Nothing in the records below should be altered in the copy, although the pictures must be left out.

*** Opening of Information provided ***

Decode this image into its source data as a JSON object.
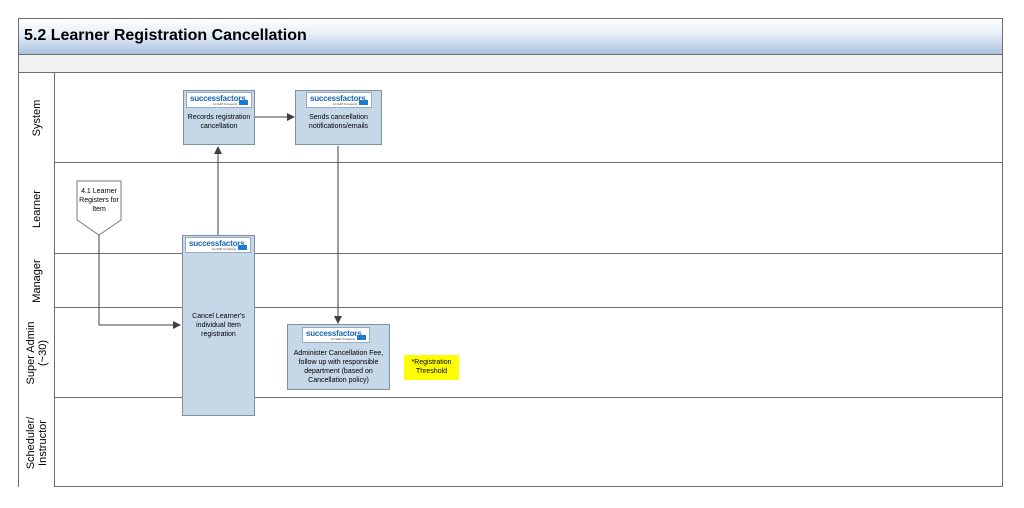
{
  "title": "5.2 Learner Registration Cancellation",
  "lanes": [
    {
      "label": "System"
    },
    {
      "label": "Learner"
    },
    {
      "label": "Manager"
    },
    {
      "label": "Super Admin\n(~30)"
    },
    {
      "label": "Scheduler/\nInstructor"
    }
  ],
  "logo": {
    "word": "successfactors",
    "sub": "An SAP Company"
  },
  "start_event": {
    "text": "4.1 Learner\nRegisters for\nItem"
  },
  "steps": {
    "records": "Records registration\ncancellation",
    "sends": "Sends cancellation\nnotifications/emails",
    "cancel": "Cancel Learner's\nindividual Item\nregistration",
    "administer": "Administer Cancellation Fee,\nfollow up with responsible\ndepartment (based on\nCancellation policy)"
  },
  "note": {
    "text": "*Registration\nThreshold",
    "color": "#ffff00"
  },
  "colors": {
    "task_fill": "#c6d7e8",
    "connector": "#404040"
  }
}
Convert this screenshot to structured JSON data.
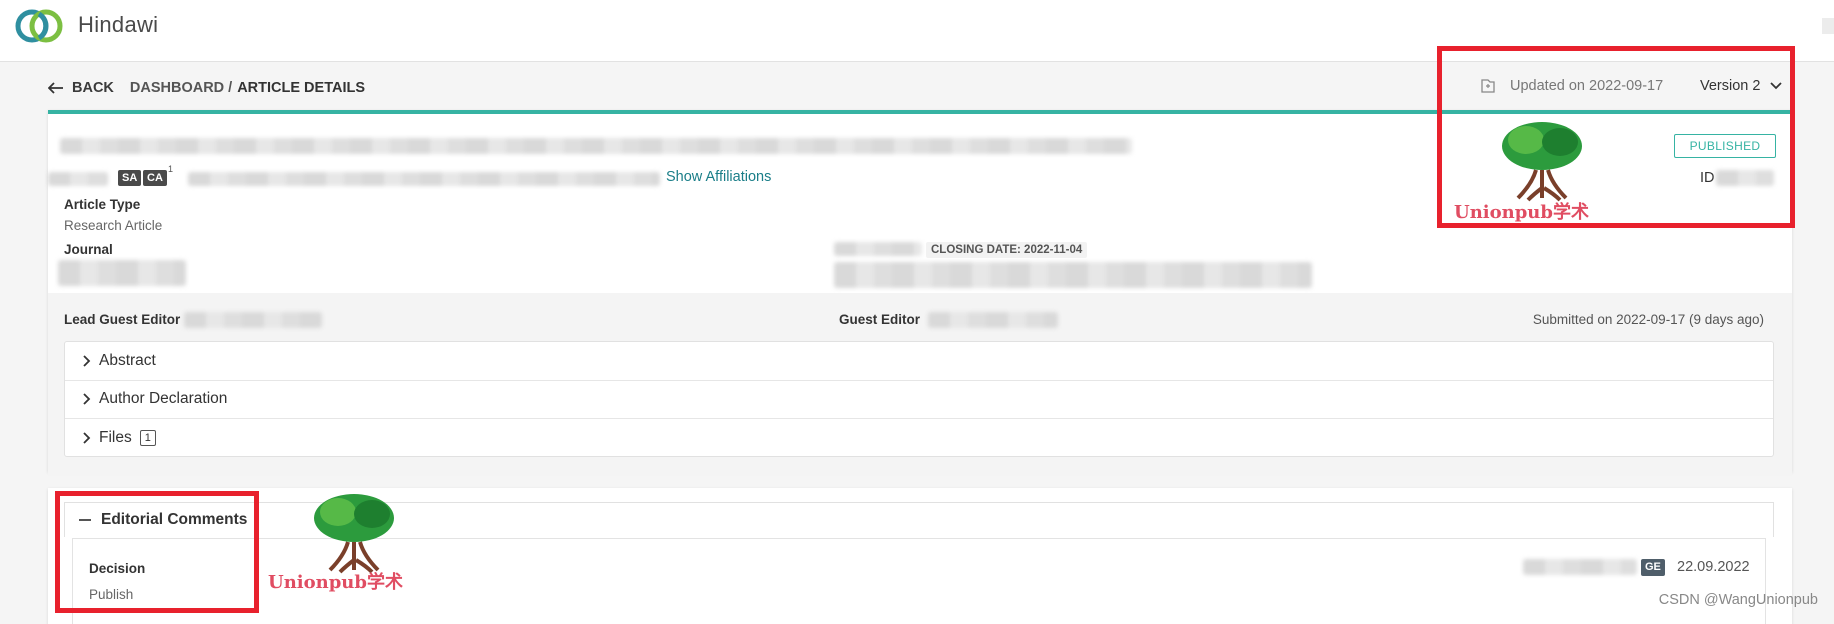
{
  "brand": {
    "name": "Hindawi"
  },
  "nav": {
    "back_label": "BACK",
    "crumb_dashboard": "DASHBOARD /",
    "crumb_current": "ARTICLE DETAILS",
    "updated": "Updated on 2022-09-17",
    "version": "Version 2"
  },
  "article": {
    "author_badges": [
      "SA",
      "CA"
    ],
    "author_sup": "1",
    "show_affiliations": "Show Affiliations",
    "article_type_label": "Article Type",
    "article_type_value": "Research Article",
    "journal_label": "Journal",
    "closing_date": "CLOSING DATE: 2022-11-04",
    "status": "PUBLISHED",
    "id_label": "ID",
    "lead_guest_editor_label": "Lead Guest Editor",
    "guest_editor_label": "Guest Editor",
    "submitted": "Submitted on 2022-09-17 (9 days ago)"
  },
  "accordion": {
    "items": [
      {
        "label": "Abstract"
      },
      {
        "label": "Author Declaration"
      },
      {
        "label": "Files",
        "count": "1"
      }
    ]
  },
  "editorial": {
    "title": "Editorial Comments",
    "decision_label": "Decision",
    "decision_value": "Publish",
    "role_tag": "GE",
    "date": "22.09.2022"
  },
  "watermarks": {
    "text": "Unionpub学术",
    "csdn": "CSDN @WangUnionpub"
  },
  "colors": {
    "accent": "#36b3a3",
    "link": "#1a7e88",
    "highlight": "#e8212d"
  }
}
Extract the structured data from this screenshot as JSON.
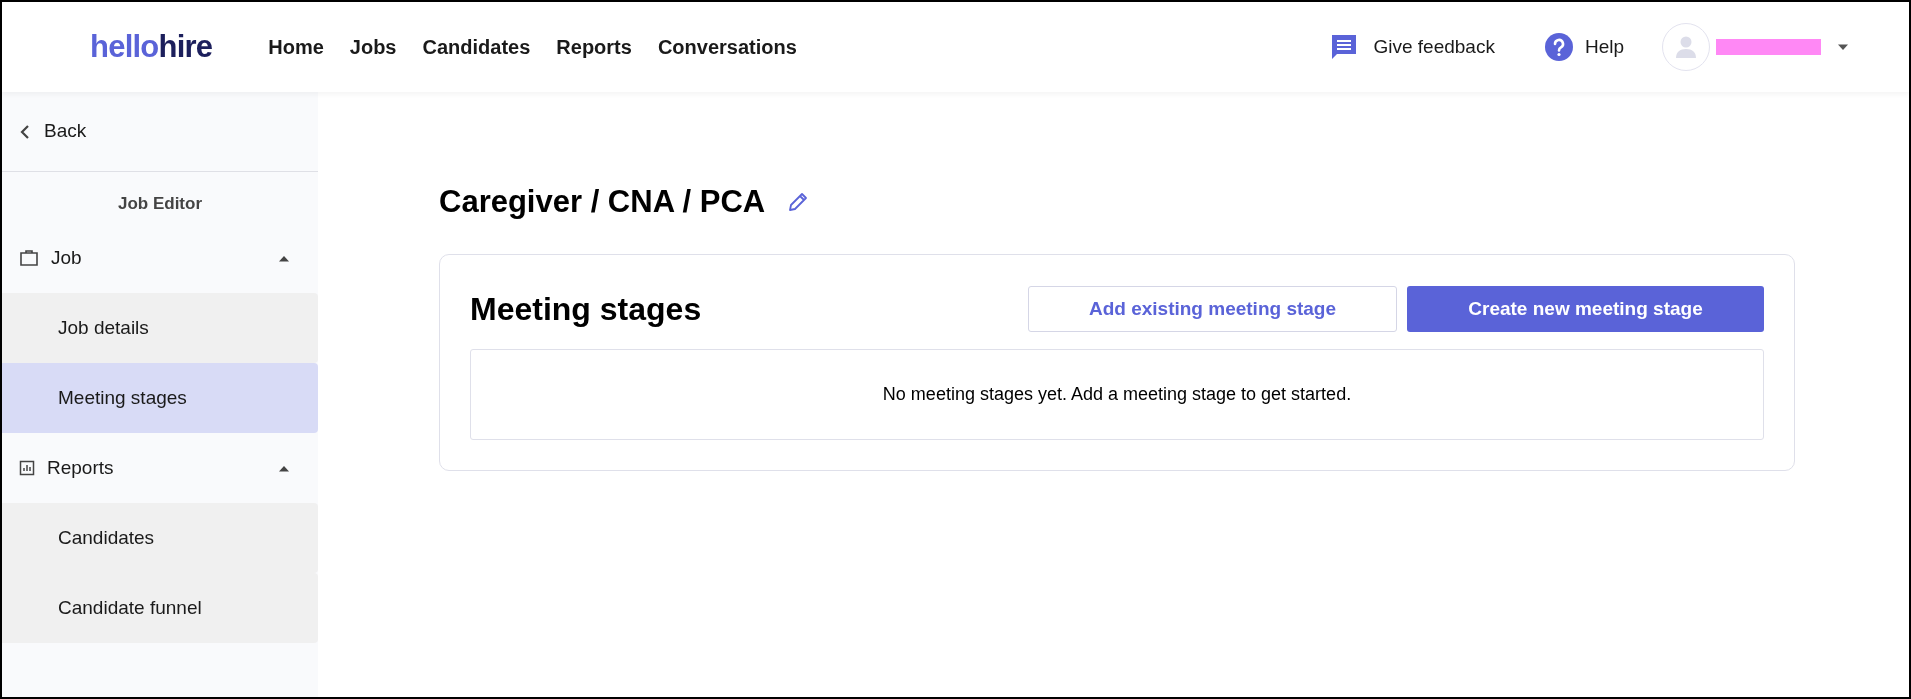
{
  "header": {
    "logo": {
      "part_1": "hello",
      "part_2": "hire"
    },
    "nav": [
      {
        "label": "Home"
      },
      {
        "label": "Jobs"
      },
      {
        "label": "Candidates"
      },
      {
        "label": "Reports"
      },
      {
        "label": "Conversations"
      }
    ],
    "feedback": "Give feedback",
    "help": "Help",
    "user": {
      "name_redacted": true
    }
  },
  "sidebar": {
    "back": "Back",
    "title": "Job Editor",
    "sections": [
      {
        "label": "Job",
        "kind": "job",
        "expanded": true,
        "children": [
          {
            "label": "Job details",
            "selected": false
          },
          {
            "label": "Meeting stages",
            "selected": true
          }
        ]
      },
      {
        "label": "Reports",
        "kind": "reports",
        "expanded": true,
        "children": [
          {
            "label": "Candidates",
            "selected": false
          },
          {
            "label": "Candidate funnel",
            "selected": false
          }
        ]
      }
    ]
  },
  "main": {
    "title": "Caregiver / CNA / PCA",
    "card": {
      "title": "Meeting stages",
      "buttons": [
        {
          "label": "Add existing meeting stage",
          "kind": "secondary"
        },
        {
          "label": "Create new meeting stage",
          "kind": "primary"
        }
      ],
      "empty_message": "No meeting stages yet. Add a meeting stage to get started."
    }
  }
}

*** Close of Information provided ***

-- Answer for this exercise --
Decode this image into its source data as a JSON object.
{
  "title": "5.2 Learner Registration Cancellation",
  "lanes": [
    {
      "label": "System"
    },
    {
      "label": "Learner"
    },
    {
      "label": "Manager"
    },
    {
      "label": "Super Admin\n(~30)"
    },
    {
      "label": "Scheduler/\nInstructor"
    }
  ],
  "logo": {
    "word": "successfactors",
    "sub": "An SAP Company"
  },
  "start_event": {
    "text": "4.1 Learner\nRegisters for\nItem"
  },
  "steps": {
    "records": "Records registration\ncancellation",
    "sends": "Sends cancellation\nnotifications/emails",
    "cancel": "Cancel Learner's\nindividual Item\nregistration",
    "administer": "Administer Cancellation Fee,\nfollow up with responsible\ndepartment (based on\nCancellation policy)"
  },
  "note": {
    "text": "*Registration\nThreshold",
    "color": "#ffff00"
  },
  "colors": {
    "task_fill": "#c6d7e8",
    "connector": "#404040"
  }
}
Convert this screenshot to structured JSON data.
{
  "brand": {
    "name": "Hindawi"
  },
  "nav": {
    "back_label": "BACK",
    "crumb_dashboard": "DASHBOARD /",
    "crumb_current": "ARTICLE DETAILS",
    "updated": "Updated on 2022-09-17",
    "version": "Version 2"
  },
  "article": {
    "author_badges": [
      "SA",
      "CA"
    ],
    "author_sup": "1",
    "show_affiliations": "Show Affiliations",
    "article_type_label": "Article Type",
    "article_type_value": "Research Article",
    "journal_label": "Journal",
    "closing_date": "CLOSING DATE: 2022-11-04",
    "status": "PUBLISHED",
    "id_label": "ID",
    "lead_guest_editor_label": "Lead Guest Editor",
    "guest_editor_label": "Guest Editor",
    "submitted": "Submitted on 2022-09-17 (9 days ago)"
  },
  "accordion": {
    "items": [
      {
        "label": "Abstract"
      },
      {
        "label": "Author Declaration"
      },
      {
        "label": "Files",
        "count": "1"
      }
    ]
  },
  "editorial": {
    "title": "Editorial Comments",
    "decision_label": "Decision",
    "decision_value": "Publish",
    "role_tag": "GE",
    "date": "22.09.2022"
  },
  "watermarks": {
    "text": "Unionpub学术",
    "csdn": "CSDN @WangUnionpub"
  },
  "colors": {
    "accent": "#36b3a3",
    "link": "#1a7e88",
    "highlight": "#e8212d"
  }
}
Extract the structured data from this screenshot as JSON.
{
  "header": {
    "logo": {
      "part_1": "hello",
      "part_2": "hire"
    },
    "nav": [
      {
        "label": "Home"
      },
      {
        "label": "Jobs"
      },
      {
        "label": "Candidates"
      },
      {
        "label": "Reports"
      },
      {
        "label": "Conversations"
      }
    ],
    "feedback": "Give feedback",
    "help": "Help",
    "user": {
      "name_redacted": true
    }
  },
  "sidebar": {
    "back": "Back",
    "title": "Job Editor",
    "sections": [
      {
        "label": "Job",
        "kind": "job",
        "expanded": true,
        "children": [
          {
            "label": "Job details",
            "selected": false
          },
          {
            "label": "Meeting stages",
            "selected": true
          }
        ]
      },
      {
        "label": "Reports",
        "kind": "reports",
        "expanded": true,
        "children": [
          {
            "label": "Candidates",
            "selected": false
          },
          {
            "label": "Candidate funnel",
            "selected": false
          }
        ]
      }
    ]
  },
  "main": {
    "title": "Caregiver / CNA / PCA",
    "card": {
      "title": "Meeting stages",
      "buttons": [
        {
          "label": "Add existing meeting stage",
          "kind": "secondary"
        },
        {
          "label": "Create new meeting stage",
          "kind": "primary"
        }
      ],
      "empty_message": "No meeting stages yet. Add a meeting stage to get started."
    }
  }
}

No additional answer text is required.